In the prophecy we heard last night at Vespers, God chooses Abraham and established his covenant with him and his descendants. The sign of this covenant was to be circumcision, something which had to take place on the eighth day.
This is why the Lord, eight days after his birth as man, accepted to be circumcised in the flesh. He submitted himself, in other words, to the law that he himself had given the Jews, in order to fulfil that law. He takes upon himself the symbol in order to lead us to the reality, he enters the shadow in order to bring us out to the light. Now, circumcision is a symbol, among other things, of our being cleansed from the passions, from the carnal way of life, it is a symbol of our redemption from the ancestral sin and the consequences of the fall of the first-created man.
In other words, circumcision is a symbol of a new way of life, one that comes through our union with Christ, in whom they ‘have crucified the flesh with the affections and lusts’ (Gal 5:24), as St Paul says; he also speaks about the circumcision of the heart, which is the true circumcision of the faithful.
And here we see how the feast of the Circumcision coincides with the celebration of the secular new year, because both feasts convey a message of new beginnings. The seventh day, the Sabbath, symbolises the completion of the first creation, of this world, which is now fallen.

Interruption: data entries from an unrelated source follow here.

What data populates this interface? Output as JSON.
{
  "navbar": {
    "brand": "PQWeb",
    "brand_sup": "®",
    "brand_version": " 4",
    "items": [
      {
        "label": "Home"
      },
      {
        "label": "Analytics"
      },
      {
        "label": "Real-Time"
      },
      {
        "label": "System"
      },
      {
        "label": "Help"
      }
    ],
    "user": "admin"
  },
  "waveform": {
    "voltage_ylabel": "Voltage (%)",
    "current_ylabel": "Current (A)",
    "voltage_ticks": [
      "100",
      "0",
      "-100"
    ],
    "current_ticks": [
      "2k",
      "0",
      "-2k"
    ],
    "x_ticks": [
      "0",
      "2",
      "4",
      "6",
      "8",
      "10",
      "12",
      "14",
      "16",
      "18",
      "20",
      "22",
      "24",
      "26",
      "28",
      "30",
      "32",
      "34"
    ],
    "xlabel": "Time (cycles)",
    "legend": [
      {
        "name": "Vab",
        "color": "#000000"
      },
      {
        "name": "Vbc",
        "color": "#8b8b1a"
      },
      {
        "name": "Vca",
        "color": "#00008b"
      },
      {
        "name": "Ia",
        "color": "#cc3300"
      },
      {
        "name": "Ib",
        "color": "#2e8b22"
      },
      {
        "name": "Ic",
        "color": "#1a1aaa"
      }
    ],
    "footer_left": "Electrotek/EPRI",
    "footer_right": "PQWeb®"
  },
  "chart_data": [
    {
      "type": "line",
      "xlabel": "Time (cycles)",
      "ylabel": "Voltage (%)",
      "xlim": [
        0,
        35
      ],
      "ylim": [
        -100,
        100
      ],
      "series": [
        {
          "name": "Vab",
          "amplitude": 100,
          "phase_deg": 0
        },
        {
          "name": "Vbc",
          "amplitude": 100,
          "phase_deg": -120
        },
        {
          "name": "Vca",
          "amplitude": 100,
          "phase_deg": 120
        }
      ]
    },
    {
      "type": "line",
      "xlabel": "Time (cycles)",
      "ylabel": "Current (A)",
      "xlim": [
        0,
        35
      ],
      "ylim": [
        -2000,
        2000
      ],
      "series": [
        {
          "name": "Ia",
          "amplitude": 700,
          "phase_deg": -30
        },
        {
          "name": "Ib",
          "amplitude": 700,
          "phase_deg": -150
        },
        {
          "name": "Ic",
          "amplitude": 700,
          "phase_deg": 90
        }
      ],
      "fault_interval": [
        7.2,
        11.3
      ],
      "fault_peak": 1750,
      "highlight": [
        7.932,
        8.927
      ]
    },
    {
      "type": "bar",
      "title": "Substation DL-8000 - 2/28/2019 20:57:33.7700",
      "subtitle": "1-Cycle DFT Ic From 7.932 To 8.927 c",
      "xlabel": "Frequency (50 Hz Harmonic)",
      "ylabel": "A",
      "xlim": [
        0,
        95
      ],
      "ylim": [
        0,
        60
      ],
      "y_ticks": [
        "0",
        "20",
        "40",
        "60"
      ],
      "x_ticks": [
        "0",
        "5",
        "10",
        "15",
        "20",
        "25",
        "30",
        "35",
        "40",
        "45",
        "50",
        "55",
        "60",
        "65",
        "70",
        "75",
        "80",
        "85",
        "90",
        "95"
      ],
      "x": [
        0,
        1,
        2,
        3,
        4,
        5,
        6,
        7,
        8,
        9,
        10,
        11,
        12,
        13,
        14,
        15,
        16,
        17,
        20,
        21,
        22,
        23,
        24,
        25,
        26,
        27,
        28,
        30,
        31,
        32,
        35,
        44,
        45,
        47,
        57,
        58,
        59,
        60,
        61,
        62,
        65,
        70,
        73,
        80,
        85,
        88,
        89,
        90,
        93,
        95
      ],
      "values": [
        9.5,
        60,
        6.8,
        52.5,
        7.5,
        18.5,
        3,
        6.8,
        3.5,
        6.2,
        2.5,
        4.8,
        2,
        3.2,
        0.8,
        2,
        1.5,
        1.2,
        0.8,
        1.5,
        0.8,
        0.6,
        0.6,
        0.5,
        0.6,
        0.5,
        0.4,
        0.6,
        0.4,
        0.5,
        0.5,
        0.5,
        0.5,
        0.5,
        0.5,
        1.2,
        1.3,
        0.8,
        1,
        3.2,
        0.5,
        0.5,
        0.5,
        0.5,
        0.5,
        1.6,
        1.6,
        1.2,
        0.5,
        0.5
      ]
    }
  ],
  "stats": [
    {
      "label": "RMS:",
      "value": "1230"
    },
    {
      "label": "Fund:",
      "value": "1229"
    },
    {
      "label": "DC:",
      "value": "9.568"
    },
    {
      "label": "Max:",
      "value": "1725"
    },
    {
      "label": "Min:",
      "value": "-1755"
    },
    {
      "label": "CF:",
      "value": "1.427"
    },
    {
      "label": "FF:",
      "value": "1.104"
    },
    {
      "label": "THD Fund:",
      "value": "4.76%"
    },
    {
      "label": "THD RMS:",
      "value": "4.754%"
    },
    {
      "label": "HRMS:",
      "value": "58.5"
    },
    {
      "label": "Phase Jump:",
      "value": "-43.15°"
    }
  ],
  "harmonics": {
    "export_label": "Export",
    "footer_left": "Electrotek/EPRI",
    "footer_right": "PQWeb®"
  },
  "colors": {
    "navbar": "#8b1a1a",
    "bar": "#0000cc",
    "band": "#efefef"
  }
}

The eighth day, however, which is the day of the Lord, the day of resurrection, is the first day of the new creation, the day of restoration, rebirth, and eternity.
Let us then receive this message from these two feasts — the religious and the secular — and let us make a firm resolution to renew our relationship with the Lord — the Lord who became man for our sake, in order to free us from our passions, from sin, and from death — and let us renew our efforts in prayer, attendance at the divine services, the study of Scripture, and in acts of love and charity, in order to bring this relationship out of the shadows of the superficial circumcision and into the light, which shines in the depths of the circumcised heart. Amen.
Fr Kristian Akselberg